Students might network with staff from the Department of Environmental Quality, or the James River Association, in the hopes of crystallizing their future career plans. And even if they don’t, his students come away from the course with two highly sought skills attractive to any employers in the field: the ability to speak intelligently about environmental issues and to analyze and communicate environmental data.
An ecosystem ecologist specializing in rivers and estuaries, Dr. Bukaveckas has spent decades refining those same skills. His distinguished career informing public policy through research includes two Fulbright scholarships to work with colleagues at the Coastal Research and Planning Institute at Klaipeda University in Lithuania and a Gledden Fellowship with the Centre for Water Research at the University of Western Australia.
Dr. Bukaveckas received his Ph.D. in ecology and evolutionary biology from Indiana University and has been with VCU’s Center for Environmental Studies and Department of Biology since 2003. It’s been a good fit with his curiosity about the natural world and his penchant for applied research. “Science is driven by questions you’re interested in,” he said. “That’s the career of an academic.” He’s especially interested in the factors that control the development of algal blooms in the tidal freshwater segment of the James River and is participating in a six-year, $3 million project to evaluate existing water quality standards and the associated nutrient load allocations.
Scientists in Lithuania are studying similar problems with algal blooms in the Baltic Sea. Dr. Bukaveckas, the son of Lithuanian immigrants who settled in Chicago, has made more than a half dozen trips to the former Soviet bloc nation since the 1990s to exchange information with fellow scientists, deliver seminars and lectures in their native tongue, and collaborate on research papers. “When I walk down the street in Lithuania,” he said, “it reminds me of the neighborhood where I grew up.”
A career studying water seemed inevitable for Dr. Bukaveckas when you consider his lifelong interest in all things aquatic. He was the kid in kindergarten who raced from recess to claim the desk closest to the classroom aquarium. Likewise, he spent countless hours with his father at Chicago’s famed Shedd Aquarium, marveling at the sea creatures, and with his family in a cabin by a lake, collecting crayfish and clams on their annual two-week summer vacations.
“I thought it was very mysterious and interesting what happened underwater,” he remembered. Dr. Bukaveckas considered studying oceanography in college but realized that studying inland waters was more practical and just as interesting.
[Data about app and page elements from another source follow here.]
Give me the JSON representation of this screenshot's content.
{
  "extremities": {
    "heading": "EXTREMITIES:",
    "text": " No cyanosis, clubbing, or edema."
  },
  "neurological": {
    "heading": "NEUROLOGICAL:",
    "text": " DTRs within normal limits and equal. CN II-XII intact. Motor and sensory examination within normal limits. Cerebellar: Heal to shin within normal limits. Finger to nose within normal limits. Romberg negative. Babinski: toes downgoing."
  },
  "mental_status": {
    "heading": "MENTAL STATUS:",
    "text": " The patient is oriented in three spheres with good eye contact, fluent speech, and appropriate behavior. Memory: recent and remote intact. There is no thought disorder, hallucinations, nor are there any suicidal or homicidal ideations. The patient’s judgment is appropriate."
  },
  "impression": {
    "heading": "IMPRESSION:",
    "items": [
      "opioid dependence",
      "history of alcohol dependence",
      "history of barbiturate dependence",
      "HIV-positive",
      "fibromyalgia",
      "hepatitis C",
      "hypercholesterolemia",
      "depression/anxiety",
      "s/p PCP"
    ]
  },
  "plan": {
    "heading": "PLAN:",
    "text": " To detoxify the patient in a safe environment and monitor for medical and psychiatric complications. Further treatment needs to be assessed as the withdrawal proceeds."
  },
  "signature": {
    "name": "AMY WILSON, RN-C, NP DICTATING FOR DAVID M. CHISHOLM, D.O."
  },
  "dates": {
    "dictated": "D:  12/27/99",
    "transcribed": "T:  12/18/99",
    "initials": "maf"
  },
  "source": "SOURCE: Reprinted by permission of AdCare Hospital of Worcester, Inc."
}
Today, his research into nutrient runoff and algal blooms helps professionals working in water management make informed decisions about preventing and mitigating pollutants that can lead to poor water clarity, oxygen depletion and restricted growth of aquatic grasses where fish live. They need a basis for their policies and decisions, he said, “and that’s where the science comes in.”